Copy the data below verbatim, leaving no line out.

(Interface dataset entries)
++++++
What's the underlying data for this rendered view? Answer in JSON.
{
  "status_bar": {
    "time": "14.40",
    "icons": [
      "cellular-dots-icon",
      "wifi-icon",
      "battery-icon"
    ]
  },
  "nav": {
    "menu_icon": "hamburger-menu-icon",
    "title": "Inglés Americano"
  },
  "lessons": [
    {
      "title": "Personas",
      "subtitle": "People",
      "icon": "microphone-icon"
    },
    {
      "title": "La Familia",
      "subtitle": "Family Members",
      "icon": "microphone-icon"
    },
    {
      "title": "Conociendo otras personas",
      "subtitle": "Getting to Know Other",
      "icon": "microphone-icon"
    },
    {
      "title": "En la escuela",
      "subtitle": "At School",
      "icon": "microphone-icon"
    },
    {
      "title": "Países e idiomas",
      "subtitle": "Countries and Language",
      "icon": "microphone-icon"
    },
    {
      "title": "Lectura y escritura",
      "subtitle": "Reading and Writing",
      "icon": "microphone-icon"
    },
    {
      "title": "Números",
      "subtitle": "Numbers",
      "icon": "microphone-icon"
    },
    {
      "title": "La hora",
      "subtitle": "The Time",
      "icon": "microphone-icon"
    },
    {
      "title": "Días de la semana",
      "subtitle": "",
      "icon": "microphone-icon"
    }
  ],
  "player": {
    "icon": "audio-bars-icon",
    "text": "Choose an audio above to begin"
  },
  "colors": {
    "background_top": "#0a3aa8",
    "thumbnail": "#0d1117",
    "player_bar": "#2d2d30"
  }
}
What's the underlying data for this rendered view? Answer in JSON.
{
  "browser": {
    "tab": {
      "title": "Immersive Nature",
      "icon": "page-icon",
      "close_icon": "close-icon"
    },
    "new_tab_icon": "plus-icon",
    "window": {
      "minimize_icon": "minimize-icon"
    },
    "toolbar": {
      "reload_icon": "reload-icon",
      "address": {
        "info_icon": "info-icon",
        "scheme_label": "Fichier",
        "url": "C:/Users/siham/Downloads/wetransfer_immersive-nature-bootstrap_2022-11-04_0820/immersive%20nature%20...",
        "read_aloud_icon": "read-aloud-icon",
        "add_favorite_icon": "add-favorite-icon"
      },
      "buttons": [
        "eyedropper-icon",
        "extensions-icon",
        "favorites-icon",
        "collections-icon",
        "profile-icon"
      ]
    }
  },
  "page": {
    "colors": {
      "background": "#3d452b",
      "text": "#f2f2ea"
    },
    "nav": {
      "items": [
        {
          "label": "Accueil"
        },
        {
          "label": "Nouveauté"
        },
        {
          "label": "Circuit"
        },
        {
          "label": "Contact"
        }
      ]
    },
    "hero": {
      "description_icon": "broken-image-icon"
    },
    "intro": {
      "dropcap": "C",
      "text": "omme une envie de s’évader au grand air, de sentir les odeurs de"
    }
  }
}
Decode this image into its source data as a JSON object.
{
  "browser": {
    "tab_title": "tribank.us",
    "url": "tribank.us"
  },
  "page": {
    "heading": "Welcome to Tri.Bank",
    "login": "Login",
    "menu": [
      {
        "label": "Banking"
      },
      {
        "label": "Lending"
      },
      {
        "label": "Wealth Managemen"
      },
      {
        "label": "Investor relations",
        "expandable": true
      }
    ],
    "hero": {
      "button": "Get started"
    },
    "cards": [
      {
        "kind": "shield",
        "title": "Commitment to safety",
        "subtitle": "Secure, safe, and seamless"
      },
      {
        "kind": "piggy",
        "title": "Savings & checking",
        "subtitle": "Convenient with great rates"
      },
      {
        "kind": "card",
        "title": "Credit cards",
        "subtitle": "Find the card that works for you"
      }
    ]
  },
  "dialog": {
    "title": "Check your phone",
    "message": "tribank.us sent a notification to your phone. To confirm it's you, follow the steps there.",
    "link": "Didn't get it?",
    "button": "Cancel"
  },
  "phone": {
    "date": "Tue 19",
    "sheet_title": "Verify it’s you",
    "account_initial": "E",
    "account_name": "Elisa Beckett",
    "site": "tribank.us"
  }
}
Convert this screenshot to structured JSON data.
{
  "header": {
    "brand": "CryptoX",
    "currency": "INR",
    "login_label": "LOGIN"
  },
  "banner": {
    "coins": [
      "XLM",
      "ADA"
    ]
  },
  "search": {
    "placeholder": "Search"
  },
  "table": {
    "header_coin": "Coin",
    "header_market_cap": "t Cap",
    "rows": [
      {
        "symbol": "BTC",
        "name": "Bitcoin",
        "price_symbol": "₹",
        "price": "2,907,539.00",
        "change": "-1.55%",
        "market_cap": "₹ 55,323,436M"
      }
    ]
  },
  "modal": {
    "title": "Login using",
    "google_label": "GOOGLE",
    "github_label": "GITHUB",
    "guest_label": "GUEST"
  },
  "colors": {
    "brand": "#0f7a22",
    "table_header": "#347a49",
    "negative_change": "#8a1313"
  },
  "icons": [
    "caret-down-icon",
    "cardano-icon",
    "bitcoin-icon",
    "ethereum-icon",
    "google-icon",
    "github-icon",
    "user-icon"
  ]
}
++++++
*REPLY TO THE TASK:*
What's the underlying data for this rendered view? Answer in JSON.
{
  "status_bar": {
    "time": "14.40",
    "icons": [
      "cellular-dots-icon",
      "wifi-icon",
      "battery-icon"
    ]
  },
  "nav": {
    "menu_icon": "hamburger-menu-icon",
    "title": "Inglés Americano"
  },
  "lessons": [
    {
      "title": "Personas",
      "subtitle": "People",
      "icon": "microphone-icon"
    },
    {
      "title": "La Familia",
      "subtitle": "Family Members",
      "icon": "microphone-icon"
    },
    {
      "title": "Conociendo otras personas",
      "subtitle": "Getting to Know Other",
      "icon": "microphone-icon"
    },
    {
      "title": "En la escuela",
      "subtitle": "At School",
      "icon": "microphone-icon"
    },
    {
      "title": "Países e idiomas",
      "subtitle": "Countries and Language",
      "icon": "microphone-icon"
    },
    {
      "title": "Lectura y escritura",
      "subtitle": "Reading and Writing",
      "icon": "microphone-icon"
    },
    {
      "title": "Números",
      "subtitle": "Numbers",
      "icon": "microphone-icon"
    },
    {
      "title": "La hora",
      "subtitle": "The Time",
      "icon": "microphone-icon"
    },
    {
      "title": "Días de la semana",
      "subtitle": "",
      "icon": "microphone-icon"
    }
  ],
  "player": {
    "icon": "audio-bars-icon",
    "text": "Choose an audio above to begin"
  },
  "colors": {
    "background_top": "#0a3aa8",
    "thumbnail": "#0d1117",
    "player_bar": "#2d2d30"
  }
}
What's the underlying data for this rendered view? Answer in JSON.
{
  "browser": {
    "tab": {
      "title": "Immersive Nature",
      "icon": "page-icon",
      "close_icon": "close-icon"
    },
    "new_tab_icon": "plus-icon",
    "window": {
      "minimize_icon": "minimize-icon"
    },
    "toolbar": {
      "reload_icon": "reload-icon",
      "address": {
        "info_icon": "info-icon",
        "scheme_label": "Fichier",
        "url": "C:/Users/siham/Downloads/wetransfer_immersive-nature-bootstrap_2022-11-04_0820/immersive%20nature%20...",
        "read_aloud_icon": "read-aloud-icon",
        "add_favorite_icon": "add-favorite-icon"
      },
      "buttons": [
        "eyedropper-icon",
        "extensions-icon",
        "favorites-icon",
        "collections-icon",
        "profile-icon"
      ]
    }
  },
  "page": {
    "colors": {
      "background": "#3d452b",
      "text": "#f2f2ea"
    },
    "nav": {
      "items": [
        {
          "label": "Accueil"
        },
        {
          "label": "Nouveauté"
        },
        {
          "label": "Circuit"
        },
        {
          "label": "Contact"
        }
      ]
    },
    "hero": {
      "description_icon": "broken-image-icon"
    },
    "intro": {
      "dropcap": "C",
      "text": "omme une envie de s’évader au grand air, de sentir les odeurs de"
    }
  }
}
Decode this image into its source data as a JSON object.
{
  "browser": {
    "tab_title": "tribank.us",
    "url": "tribank.us"
  },
  "page": {
    "heading": "Welcome to Tri.Bank",
    "login": "Login",
    "menu": [
      {
        "label": "Banking"
      },
      {
        "label": "Lending"
      },
      {
        "label": "Wealth Managemen"
      },
      {
        "label": "Investor relations",
        "expandable": true
      }
    ],
    "hero": {
      "button": "Get started"
    },
    "cards": [
      {
        "kind": "shield",
        "title": "Commitment to safety",
        "subtitle": "Secure, safe, and seamless"
      },
      {
        "kind": "piggy",
        "title": "Savings & checking",
        "subtitle": "Convenient with great rates"
      },
      {
        "kind": "card",
        "title": "Credit cards",
        "subtitle": "Find the card that works for you"
      }
    ]
  },
  "dialog": {
    "title": "Check your phone",
    "message": "tribank.us sent a notification to your phone. To confirm it's you, follow the steps there.",
    "link": "Didn't get it?",
    "button": "Cancel"
  },
  "phone": {
    "date": "Tue 19",
    "sheet_title": "Verify it’s you",
    "account_initial": "E",
    "account_name": "Elisa Beckett",
    "site": "tribank.us"
  }
}
Convert this screenshot to structured JSON data.
{
  "header": {
    "brand": "CryptoX",
    "currency": "INR",
    "login_label": "LOGIN"
  },
  "banner": {
    "coins": [
      "XLM",
      "ADA"
    ]
  },
  "search": {
    "placeholder": "Search"
  },
  "table": {
    "header_coin": "Coin",
    "header_market_cap": "t Cap",
    "rows": [
      {
        "symbol": "BTC",
        "name": "Bitcoin",
        "price_symbol": "₹",
        "price": "2,907,539.00",
        "change": "-1.55%",
        "market_cap": "₹ 55,323,436M"
      }
    ]
  },
  "modal": {
    "title": "Login using",
    "google_label": "GOOGLE",
    "github_label": "GITHUB",
    "guest_label": "GUEST"
  },
  "colors": {
    "brand": "#0f7a22",
    "table_header": "#347a49",
    "negative_change": "#8a1313"
  },
  "icons": [
    "caret-down-icon",
    "cardano-icon",
    "bitcoin-icon",
    "ethereum-icon",
    "google-icon",
    "github-icon",
    "user-icon"
  ]
}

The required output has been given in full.